Succinylcholine created superior intubation conditions to rocuronium when comparing both excellent and clinically acceptable intubating conditions.
Patients requiring emergency endotracheal intubation often require a rapid sequence induction (RSI) intubation technique to protect against aspiration or increased intracranial pressure, or to facilitate intubation. Succinylcholine is the most commonly used muscle relaxant because of its fast onset and short duration; unfortunately, it can have serious side effects. Rocuronium has been suggested as an alternative to succinylcholine for intubation. This meta-analysis is an update since our initial Cochrane systematic review in 2003.
To determine if rocuronium creates comparable intubating conditions to succinylcholine during RSI intubation. Comparisons were made based on dose of rocuronium, narcotic use, emergency versus elective intubation, age and induction agent. The primary outcome was excellent intubation conditions. The secondary outcome was acceptable conditions.
In our initial systematic review we searched all databases until March 2000. We have updated that search and searched the Cochrane Central Register of Controlled Trials (The Cochrane Library, 2007 issue 3), MEDLINE (1966 to June Week 3 2007), EMBASE (1988 to 2007 Week 26) for randomized controlled trials or controlled clinical trials relating to the use of rocuronium and succinylcholine. We included foreign language journals and handsearched the references of identified studies for additional citations.
We included all trials meeting the inclusion criteria (comparison of rocuronium and succinylcholine, main outcomes of intubation conditions).
Two authors (JP, JL or VS) independently extracted data and assessed methodological quality for allocation concealment. We combined the outcomes in RevMan using relative risk (RR) with a random-effects model.

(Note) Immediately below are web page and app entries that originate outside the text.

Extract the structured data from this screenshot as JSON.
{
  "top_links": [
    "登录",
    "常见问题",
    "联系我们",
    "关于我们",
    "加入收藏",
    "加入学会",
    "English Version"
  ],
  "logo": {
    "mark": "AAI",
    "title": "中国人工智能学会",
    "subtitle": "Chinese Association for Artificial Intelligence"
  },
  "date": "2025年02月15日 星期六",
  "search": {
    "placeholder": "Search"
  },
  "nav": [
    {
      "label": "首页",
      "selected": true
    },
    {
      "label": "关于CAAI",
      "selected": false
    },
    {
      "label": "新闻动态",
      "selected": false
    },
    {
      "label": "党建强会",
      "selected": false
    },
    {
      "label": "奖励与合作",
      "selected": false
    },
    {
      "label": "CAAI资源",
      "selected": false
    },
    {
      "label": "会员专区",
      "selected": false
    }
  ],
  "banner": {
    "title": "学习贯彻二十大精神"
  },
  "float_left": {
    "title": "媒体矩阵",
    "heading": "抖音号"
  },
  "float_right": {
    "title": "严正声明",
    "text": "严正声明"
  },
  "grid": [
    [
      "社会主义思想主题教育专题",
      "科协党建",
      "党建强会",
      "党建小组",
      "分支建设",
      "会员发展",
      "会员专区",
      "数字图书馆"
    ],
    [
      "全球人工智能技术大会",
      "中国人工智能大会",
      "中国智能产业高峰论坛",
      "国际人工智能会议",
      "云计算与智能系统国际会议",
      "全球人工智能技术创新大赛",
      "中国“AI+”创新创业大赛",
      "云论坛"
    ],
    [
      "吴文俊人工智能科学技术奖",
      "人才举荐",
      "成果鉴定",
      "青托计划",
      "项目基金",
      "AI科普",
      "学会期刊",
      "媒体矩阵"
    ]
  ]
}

In our initial systematic review we identified 40 studies and included 26. In this update we identified a further 18 studies and included 11. In total, we identified 58 potential studies; 37 were combined for meta-analysis. Overall, succinylcholine was superior to rocuronium, RR 0.86 (95% confidence interval (95% CI) 0.80 to 0.92) (n = 2690). In the group that used propofol for induction, the intubation conditions were superior with succinylcholine (RR 0.88, 95% CI 0.80 to 0.97) (n = 1183). This is contrary to our previous meta-analysis results where we reported that intubation conditions were superior in the rocuronium group when propofol was used. We found no statistical difference in intubation conditions when succinylcholine was compared to 1.2mg/kg rocuronium; however, succinylcholine was clinically superior as it has a shorter duration of action.